No matter their reasons for joining, these six men left their mark on the company. Out of the original six, at least three became Wardens of the company and two or three, would actually serve as Master. John Hince served as Warden in 1626 and in 1628 while he served as Master of the company, Thomas Priestman was one of his wardens. The kings’ architect, Nicholas Stone served with Timothy Townsend as a Warden in 1630. Thomas Priestman would be elected Master of the company in 1636. Lloyd only appears in the records twice, one of which is in connection to being fined for having an argument in the company.

There is some question as to what happened to French.  There is no record of any activity in the company by James French but from 1629 on we see “Frances” French begin to appear as an elected officer in the company. To have two men named French in this small company at the same time is unlikely. However if French, like many Irish Catholics used his middle name for everyday use and his first name only for legal matters like joining the company, then he would have been the fourth of our six speculative Freemasons to hold office and the third to became Master of the company.  Frances French became Master of the company in 1637, the year after Priestman. He previously served twice as a Warden, the last time being in 1633 under the king’s Master Mason, Nicholas Stone.

By the 1640’s the word “Accepted” had begun to be replaced with a new description. Ashmole uses the word “Freemason” in his description of his initiation into the society. In Ashmole’s description of those present at the time there is a striking example of the tremendous pull of the growing fraternity of men who would lay aside their religion and politics to meet as Brothers.  There, in a small room in Warrington in 1646, with the civil war still raging, Roundhead sat down with Royalist, Catholic with Protestant; each man trusting the others enough to risk their life in the pursuit of light, just as six other men had done 21 years before.

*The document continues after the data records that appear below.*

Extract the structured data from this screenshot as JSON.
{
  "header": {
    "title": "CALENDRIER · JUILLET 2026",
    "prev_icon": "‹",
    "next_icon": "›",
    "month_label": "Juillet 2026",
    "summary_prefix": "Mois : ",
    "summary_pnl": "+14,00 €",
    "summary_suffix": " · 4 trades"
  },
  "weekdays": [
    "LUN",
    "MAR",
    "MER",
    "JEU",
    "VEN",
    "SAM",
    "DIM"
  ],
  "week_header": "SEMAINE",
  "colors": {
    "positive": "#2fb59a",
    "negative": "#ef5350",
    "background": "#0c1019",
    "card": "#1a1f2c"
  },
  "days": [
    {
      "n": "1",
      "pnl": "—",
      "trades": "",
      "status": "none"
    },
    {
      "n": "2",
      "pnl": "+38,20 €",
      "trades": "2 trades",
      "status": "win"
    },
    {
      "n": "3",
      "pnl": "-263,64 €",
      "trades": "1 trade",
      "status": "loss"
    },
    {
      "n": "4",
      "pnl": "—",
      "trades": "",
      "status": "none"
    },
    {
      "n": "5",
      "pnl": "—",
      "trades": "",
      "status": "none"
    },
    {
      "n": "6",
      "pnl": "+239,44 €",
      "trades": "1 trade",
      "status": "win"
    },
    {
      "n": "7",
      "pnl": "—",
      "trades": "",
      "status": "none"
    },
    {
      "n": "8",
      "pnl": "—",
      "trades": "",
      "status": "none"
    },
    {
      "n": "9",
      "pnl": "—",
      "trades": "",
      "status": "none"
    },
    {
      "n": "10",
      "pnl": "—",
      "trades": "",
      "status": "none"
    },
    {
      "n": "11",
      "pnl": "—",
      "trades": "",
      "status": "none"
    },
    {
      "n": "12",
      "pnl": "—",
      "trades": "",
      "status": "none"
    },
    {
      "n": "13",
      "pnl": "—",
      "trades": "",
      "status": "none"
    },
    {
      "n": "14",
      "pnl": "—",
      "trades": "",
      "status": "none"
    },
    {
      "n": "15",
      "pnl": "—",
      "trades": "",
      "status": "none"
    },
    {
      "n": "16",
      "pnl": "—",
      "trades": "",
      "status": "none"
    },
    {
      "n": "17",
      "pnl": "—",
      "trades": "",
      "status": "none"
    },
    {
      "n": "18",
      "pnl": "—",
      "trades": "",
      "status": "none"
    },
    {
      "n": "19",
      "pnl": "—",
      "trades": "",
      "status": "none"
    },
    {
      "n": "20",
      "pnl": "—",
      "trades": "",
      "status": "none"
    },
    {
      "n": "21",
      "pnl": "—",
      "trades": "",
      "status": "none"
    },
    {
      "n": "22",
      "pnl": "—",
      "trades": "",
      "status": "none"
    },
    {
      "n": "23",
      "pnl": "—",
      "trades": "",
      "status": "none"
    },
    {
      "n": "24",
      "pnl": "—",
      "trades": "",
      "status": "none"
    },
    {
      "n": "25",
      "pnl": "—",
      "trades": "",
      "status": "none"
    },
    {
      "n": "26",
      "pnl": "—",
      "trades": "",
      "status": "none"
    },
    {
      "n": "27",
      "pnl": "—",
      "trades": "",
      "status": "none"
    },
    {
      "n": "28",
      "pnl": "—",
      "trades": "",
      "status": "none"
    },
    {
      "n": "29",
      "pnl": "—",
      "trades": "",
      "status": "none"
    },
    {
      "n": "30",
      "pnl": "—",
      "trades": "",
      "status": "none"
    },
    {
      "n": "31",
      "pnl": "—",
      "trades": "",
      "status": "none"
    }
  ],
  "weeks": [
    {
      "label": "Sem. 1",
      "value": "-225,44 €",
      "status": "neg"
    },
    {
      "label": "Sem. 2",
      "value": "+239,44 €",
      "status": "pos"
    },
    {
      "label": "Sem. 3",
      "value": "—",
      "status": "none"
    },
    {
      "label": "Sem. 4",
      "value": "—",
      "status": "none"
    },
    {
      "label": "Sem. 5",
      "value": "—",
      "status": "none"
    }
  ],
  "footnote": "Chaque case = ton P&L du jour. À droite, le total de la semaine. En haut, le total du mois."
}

Records of the Whole Crafte and Fellowship of Masons by Edward Conder
The Concise history of Freemasonry R.F. Gould 
The Century of Revolution 1603-1714, Christopher Hill
In the Wake of the Plague, Norman Cantor
Royalists and Patriots Politics and Ideology in England 1603-1640, (II ed.) J P Sommerville
A Brief History of British Kings & Queens by Michael Ashley

Home Page | Alphabetical Index | What is New | Freemasons World News
Research Papers | Books online | Freemasons History | Symbolism & Rituals
Saggi in Italiano | Essais en Langue Française | Monografias em Português | Planchas Masonicas en Español

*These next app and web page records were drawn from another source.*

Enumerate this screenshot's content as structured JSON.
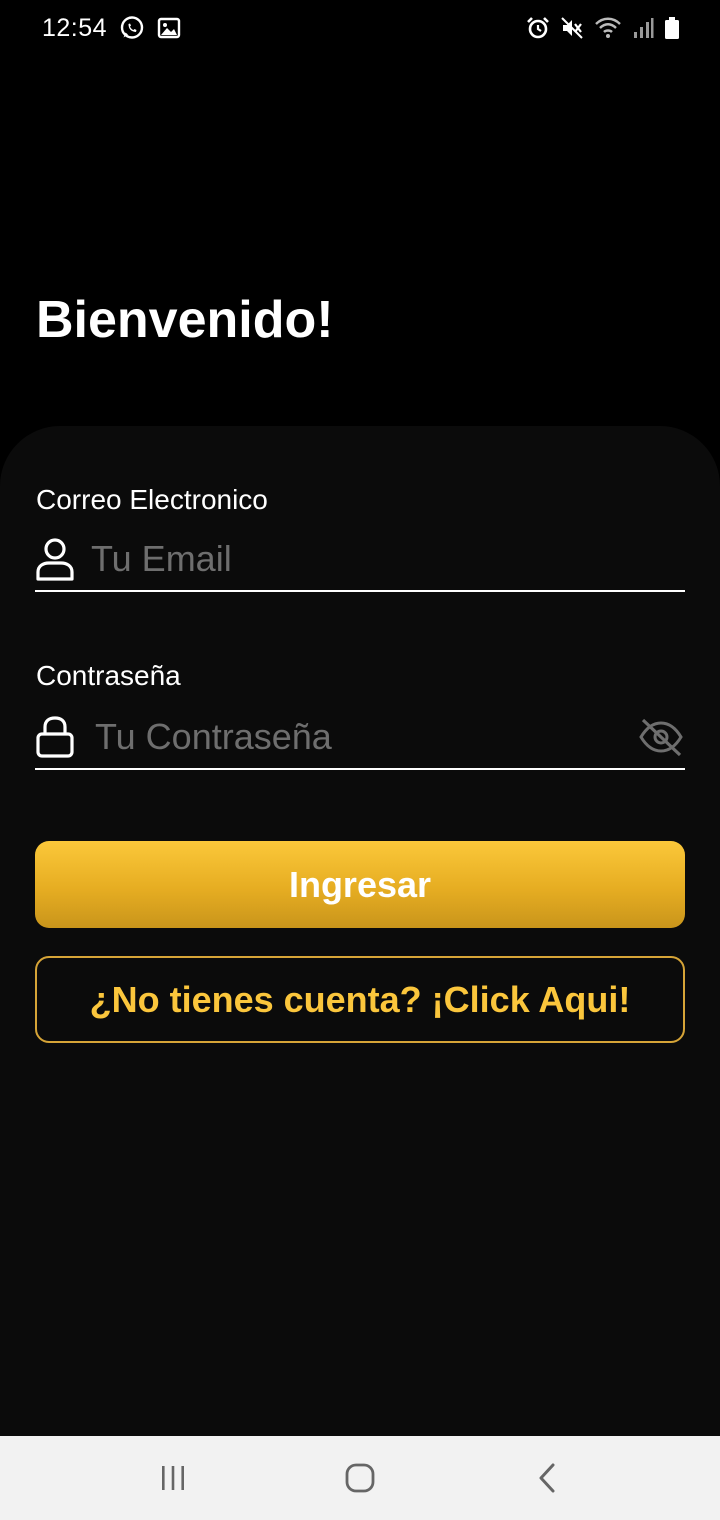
{
  "status_bar": {
    "time": "12:54",
    "left_icons": [
      "whatsapp-icon",
      "image-icon"
    ],
    "right_icons": [
      "alarm-icon",
      "mute-icon",
      "wifi-icon",
      "signal-icon",
      "battery-icon"
    ]
  },
  "welcome": {
    "title": "Bienvenido!"
  },
  "form": {
    "email": {
      "label": "Correo Electronico",
      "placeholder": "Tu Email",
      "value": "",
      "icon": "user-icon"
    },
    "password": {
      "label": "Contraseña",
      "placeholder": "Tu Contraseña",
      "value": "",
      "icon": "lock-icon",
      "toggle_icon": "eye-off-icon"
    },
    "login_button": "Ingresar",
    "register_button": "¿No tienes cuenta? ¡Click Aqui!"
  },
  "nav_bar": {
    "buttons": [
      "recent-apps-icon",
      "home-icon",
      "back-icon"
    ]
  },
  "colors": {
    "background": "#000000",
    "card": "#0b0b0b",
    "accent": "#fbc83a",
    "accent_text": "#fbc63c",
    "placeholder": "#6e6e6e",
    "nav_bar": "#f2f2f2"
  }
}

| Sitemap | Privacy Policy | How to Contribute a Paper |

RSS Feed News Feed | News Alerts Subscribe News by Email

visitor/s currently on the page.